Up until PASPA’s dismissal, the four major sports leagues maintained a solid opposition to the notion of sports betting. One bang of Chief Justice Roberts‘s gavel later, the leagues began letting companies like MGM Resorts and Caesars Entertainment into their offices without calling security.
The complete turnaround in opinion seemed abrupt but acceptable. After all, sports betting is forecast to generate billions of dollars in additional revenue for the leagues, so a sudden realization of its potential made sense.
However, the leagues’ reactions to the bill may show that they are still hoping for more control. Soon after the bill’s debut, the MLB, the NFL, and the deal-less NCAA indicated their support.
In the interest of full disclosure, there have been no such releases from the NBA or the NHL yet.
The leagues’ partners might want to give them a call
The introduction of the bill itself says more about its authors than about its legislative need. In a rather eloquent turn of phrase, American Gaming Association senior vice president of public affairs Sara Slane called the new act “the epitome of a solution in search of a problem.”

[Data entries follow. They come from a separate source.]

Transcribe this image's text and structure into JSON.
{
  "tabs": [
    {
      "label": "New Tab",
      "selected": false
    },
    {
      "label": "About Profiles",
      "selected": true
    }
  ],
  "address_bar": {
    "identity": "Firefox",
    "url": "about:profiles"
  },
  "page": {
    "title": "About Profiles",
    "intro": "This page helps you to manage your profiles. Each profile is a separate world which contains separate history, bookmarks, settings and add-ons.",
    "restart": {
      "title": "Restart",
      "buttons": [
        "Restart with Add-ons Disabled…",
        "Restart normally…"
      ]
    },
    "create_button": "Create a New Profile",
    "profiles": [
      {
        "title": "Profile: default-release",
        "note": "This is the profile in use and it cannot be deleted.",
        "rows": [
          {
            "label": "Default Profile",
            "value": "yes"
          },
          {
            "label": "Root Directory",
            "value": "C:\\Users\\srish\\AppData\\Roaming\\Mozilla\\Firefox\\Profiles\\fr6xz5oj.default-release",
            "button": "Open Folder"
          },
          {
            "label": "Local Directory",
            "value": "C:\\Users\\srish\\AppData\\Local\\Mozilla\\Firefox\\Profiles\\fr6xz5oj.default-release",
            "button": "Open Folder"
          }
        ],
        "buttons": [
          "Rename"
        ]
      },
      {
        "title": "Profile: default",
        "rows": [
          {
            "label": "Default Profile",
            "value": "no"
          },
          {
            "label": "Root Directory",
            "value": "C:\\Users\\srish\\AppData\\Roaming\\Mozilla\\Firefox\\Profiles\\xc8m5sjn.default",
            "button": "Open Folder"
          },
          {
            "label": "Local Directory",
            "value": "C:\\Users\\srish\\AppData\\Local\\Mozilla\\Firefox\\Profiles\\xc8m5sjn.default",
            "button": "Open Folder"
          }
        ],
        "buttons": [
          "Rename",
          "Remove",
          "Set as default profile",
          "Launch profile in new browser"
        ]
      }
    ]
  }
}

So far, there have been no reports or suspicions of failures at the state regulatory level. In fact, news broke this very same day that the New Jersey Department of Gaming Enforcement fined both Caesars and Golden Nugget for violating sports betting prohibitions on New Jersey college sports.
The bill itself is a dramatic usurpation of power from the states. It creates unnecessary regulatory hurdles for the gaming industry.
However, the statement from MLB emphasizes the need for “a set of consistent, nationwide integrity standards.”
The NFL says the bill “would create vital statutory and regulatory standards for legalized sports betting.”
A company like MGM could potentially be at cross purposes with its new friends. Certainly, statements like the ones made public should warrant a discussion or two.